▶ **Items from a data source**:

---*---

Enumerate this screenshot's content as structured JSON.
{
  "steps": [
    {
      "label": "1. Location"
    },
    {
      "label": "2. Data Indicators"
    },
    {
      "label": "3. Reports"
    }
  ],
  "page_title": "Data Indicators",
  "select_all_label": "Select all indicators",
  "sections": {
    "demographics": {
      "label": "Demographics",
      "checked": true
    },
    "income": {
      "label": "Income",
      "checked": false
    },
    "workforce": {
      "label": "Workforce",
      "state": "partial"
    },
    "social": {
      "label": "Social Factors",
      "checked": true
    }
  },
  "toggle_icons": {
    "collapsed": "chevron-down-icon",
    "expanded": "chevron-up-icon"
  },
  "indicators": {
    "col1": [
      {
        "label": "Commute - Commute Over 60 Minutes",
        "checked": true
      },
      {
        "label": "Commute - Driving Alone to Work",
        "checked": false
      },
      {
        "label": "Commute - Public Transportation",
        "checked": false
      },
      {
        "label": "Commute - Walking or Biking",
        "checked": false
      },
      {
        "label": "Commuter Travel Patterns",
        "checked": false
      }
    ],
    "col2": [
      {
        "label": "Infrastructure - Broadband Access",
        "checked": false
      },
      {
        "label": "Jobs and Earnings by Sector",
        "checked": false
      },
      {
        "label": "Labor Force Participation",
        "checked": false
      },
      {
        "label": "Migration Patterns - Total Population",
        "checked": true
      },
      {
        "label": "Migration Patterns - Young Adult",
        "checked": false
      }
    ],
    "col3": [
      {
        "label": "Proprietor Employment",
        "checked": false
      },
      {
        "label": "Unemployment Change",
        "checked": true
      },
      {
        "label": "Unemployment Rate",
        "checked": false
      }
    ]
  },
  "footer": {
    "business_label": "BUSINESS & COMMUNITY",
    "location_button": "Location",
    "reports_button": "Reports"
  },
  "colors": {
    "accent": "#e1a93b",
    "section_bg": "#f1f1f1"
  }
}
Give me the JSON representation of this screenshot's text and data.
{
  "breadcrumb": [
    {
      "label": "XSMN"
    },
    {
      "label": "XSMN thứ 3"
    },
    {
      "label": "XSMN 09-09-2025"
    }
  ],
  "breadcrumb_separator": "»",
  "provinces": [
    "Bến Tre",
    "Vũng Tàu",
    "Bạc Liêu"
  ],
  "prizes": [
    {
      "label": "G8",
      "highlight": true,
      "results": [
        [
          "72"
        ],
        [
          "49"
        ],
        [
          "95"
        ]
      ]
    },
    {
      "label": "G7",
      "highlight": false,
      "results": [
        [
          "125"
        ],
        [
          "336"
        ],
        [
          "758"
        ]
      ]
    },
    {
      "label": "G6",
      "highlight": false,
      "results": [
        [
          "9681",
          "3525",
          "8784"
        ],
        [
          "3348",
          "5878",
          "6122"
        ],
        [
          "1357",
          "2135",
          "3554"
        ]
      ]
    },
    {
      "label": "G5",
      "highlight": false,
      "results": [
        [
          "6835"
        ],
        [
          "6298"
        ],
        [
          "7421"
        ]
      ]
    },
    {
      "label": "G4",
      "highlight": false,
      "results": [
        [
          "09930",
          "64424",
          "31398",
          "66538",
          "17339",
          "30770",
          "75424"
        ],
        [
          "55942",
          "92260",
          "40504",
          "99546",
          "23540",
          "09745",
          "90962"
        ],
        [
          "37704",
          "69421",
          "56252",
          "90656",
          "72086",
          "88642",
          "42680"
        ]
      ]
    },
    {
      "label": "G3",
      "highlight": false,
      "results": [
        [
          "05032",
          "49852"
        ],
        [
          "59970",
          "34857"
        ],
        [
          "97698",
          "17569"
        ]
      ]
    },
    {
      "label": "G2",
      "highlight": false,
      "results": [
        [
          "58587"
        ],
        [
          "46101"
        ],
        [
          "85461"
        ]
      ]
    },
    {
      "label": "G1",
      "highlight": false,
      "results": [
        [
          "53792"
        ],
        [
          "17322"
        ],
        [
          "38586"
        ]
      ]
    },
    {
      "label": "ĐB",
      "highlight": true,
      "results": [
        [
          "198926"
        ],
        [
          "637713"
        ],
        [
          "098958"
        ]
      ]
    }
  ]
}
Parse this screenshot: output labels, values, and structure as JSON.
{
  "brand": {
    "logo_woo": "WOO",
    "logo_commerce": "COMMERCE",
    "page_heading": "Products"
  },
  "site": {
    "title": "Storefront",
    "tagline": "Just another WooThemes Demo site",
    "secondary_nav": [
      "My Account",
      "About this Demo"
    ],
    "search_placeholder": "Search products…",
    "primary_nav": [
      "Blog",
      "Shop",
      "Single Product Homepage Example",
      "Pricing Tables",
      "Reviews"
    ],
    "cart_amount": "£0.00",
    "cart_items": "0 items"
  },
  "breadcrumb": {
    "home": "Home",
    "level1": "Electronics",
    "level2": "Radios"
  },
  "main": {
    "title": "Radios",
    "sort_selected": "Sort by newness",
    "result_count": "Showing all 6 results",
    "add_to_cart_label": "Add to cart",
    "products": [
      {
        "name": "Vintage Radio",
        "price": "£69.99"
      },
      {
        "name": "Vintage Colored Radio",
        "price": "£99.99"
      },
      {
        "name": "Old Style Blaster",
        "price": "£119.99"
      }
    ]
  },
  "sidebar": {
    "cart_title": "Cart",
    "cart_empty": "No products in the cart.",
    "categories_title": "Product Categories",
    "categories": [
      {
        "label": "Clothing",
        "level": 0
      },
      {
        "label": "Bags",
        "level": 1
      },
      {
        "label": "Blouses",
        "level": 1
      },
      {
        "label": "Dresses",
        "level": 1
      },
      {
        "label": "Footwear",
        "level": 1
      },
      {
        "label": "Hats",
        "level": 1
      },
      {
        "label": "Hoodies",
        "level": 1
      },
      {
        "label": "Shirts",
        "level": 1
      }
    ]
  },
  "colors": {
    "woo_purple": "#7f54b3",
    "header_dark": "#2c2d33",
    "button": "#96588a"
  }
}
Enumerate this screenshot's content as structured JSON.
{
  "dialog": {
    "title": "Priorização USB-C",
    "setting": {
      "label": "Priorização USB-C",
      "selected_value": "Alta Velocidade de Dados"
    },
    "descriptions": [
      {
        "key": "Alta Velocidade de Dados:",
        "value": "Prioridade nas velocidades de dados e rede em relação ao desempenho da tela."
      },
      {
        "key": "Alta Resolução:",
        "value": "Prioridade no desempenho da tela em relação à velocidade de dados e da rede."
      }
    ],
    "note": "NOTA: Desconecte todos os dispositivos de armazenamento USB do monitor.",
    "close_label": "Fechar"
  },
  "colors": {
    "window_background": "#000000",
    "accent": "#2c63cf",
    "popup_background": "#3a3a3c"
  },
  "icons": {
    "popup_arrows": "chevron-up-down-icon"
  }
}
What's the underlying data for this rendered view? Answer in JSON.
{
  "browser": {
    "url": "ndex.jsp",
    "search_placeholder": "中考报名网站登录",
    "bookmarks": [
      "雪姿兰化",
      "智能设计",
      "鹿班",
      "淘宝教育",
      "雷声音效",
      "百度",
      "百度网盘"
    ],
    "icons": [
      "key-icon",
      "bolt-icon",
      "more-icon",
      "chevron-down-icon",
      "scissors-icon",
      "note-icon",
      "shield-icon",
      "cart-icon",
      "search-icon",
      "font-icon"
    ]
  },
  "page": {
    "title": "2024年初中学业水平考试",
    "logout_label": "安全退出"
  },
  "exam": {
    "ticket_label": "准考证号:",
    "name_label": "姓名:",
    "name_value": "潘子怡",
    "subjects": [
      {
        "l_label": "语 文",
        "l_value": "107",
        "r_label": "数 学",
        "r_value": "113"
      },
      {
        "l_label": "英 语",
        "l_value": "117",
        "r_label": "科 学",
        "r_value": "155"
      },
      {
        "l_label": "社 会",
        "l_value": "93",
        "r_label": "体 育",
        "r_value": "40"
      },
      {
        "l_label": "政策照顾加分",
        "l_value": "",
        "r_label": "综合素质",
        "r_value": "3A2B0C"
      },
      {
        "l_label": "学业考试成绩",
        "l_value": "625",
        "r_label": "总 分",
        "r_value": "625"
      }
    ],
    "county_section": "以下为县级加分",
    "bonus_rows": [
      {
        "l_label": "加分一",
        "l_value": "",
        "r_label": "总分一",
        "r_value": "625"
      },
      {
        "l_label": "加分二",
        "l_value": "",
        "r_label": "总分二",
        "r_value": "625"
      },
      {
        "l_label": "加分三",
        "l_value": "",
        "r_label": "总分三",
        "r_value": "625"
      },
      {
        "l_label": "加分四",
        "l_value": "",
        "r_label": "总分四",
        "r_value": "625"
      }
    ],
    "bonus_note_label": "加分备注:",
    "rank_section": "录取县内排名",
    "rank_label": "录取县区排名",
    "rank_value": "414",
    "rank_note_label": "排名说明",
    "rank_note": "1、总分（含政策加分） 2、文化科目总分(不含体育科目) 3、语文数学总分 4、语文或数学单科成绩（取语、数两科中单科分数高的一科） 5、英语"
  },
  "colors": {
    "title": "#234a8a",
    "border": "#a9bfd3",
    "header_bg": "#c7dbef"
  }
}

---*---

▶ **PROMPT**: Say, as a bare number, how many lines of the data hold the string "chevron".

▶ **SOLUTION TO THIS PROBLEM**: 4